The earlier research indicated that earlier research suggested that the James Ross Island ankylosaur was one of the juvenile. New research has revealed that the various components of the vertebrae have been connected, and an adult would expect to show visible sutures connecting the neuroarch and the body (centrum) of vertebrae. A preliminary analysis of histology of a number of bones indicates an amount of change that cannot be observed in the newly formed bone.
As with many other ankylosaurs, Antarctopelta oliveroi was a quadruped with a large, herbivore body with armored plates encased in the skin. While a complete skeleton hasn’t been discovered however, the species is believed to have had an average measurement of 4 meters (13 feet) from the snout up to the tail tip. In 2010, Gregory Paul gave a higher estimate at 6 meters (20 feet) and 350 kilograms (772 pounds). A small portion of the skull is known, however the majority of skull bones were deeply ossified to provide protection. One particular bone that was identified as supraorbital, had an extremely short spike that would be projected upwards over the eye. The leaf-shaped teeth are asymmetrical and the vast majority denticles situated on the side closest to the top of the snout. The teeth are also big compared to other ankylosaurs. The most massive measuring 10-millimeters (0.4 inches) across. This is in contrast to the bigger North American Euoplocephalus, 6-7 millimeters (20-23 feet) in length. with teeth that were averaging 7.5 millimeters (0.3 inches) across.
Six different kinds of osteoderms were identified together with the bones from Antarctopelta however, only a few were articulated with the skeleton therefore their position on the body is mostly speculated. They were found at an element at the bottom of what could be a massive spike. Oblong plates that were flat resembled ones that surrounded around the necks of the nodosaurid Edmontonia rugosidens. The large circular plates were in conjunction with smaller polygonal nodules. They could be forming an oblique shield over the hips as observed in Sauropelta. Another kind of osteoderm is oval-shaped, with a keel that ran down the middle. Some examples of this type were found to be ossified on the ribs, suggesting they were laid out in rows on the sides of the animal which is a common pattern in ankylosaurs. The final group consisted of a majority of tiny bony nodules that are usually referred to as ossicles and are likely to be scattered across the body. A few ribs were also discovered with these ossicles.

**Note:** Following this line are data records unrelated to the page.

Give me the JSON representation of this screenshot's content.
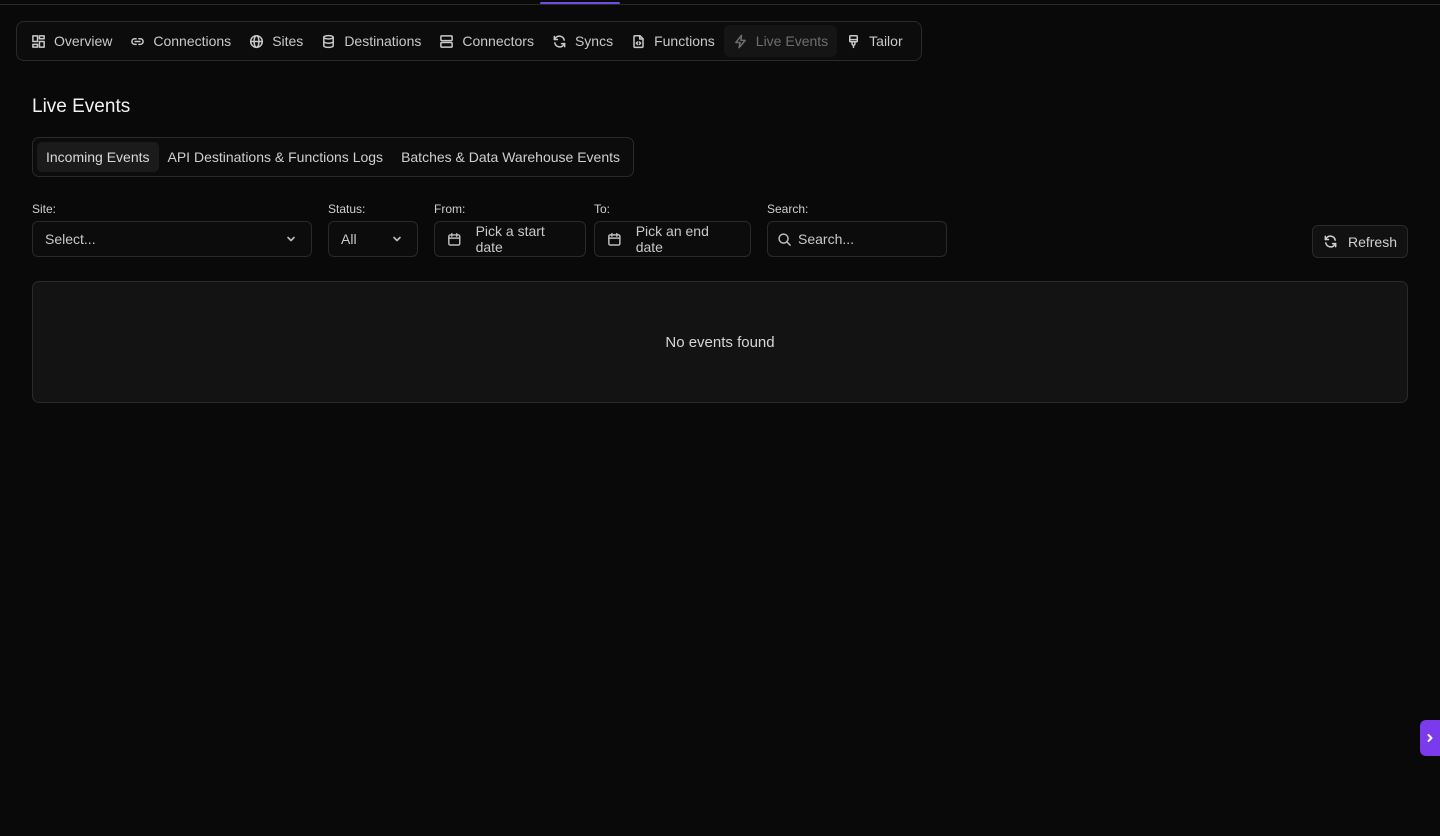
{
  "nav": {
    "items": [
      {
        "label": "Overview",
        "icon": "grid-icon"
      },
      {
        "label": "Connections",
        "icon": "link-icon"
      },
      {
        "label": "Sites",
        "icon": "globe-icon"
      },
      {
        "label": "Destinations",
        "icon": "database-icon"
      },
      {
        "label": "Connectors",
        "icon": "server-icon"
      },
      {
        "label": "Syncs",
        "icon": "refresh-icon"
      },
      {
        "label": "Functions",
        "icon": "file-code-icon"
      },
      {
        "label": "Live Events",
        "icon": "lightning-icon",
        "active": true
      },
      {
        "label": "Tailor",
        "icon": "brush-icon"
      }
    ]
  },
  "page": {
    "title": "Live Events"
  },
  "tabs": [
    {
      "label": "Incoming Events",
      "active": true
    },
    {
      "label": "API Destinations & Functions Logs"
    },
    {
      "label": "Batches & Data Warehouse Events"
    }
  ],
  "filters": {
    "site": {
      "label": "Site:",
      "value": "Select..."
    },
    "status": {
      "label": "Status:",
      "value": "All"
    },
    "from": {
      "label": "From:",
      "value": "Pick a start date"
    },
    "to": {
      "label": "To:",
      "value": "Pick an end date"
    },
    "search": {
      "label": "Search:",
      "placeholder": "Search..."
    }
  },
  "refresh_label": "Refresh",
  "events": {
    "empty_message": "No events found"
  },
  "colors": {
    "accent": "#7c3aed",
    "background": "#0a0909"
  }
}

Vertebrae that were found in sections from the tail have been discovered. Even though the tip of the tail didn’t fossilize however, certain of the vertebrae found would have been located near the tip of the tail during life and were found to be ossified tendon both on the lower and upper sides. In ankylosaurids they help to stiffen the ends of the tail, which is in the support of a huge bony tail club. But, the presence of large osteoderms and specially-designed tail vertebra show that Antarctopelta might have actually had an unflat, frond-like, tail structure that resembled macuahuitls, similar to the one of Stegouros the closest close relative.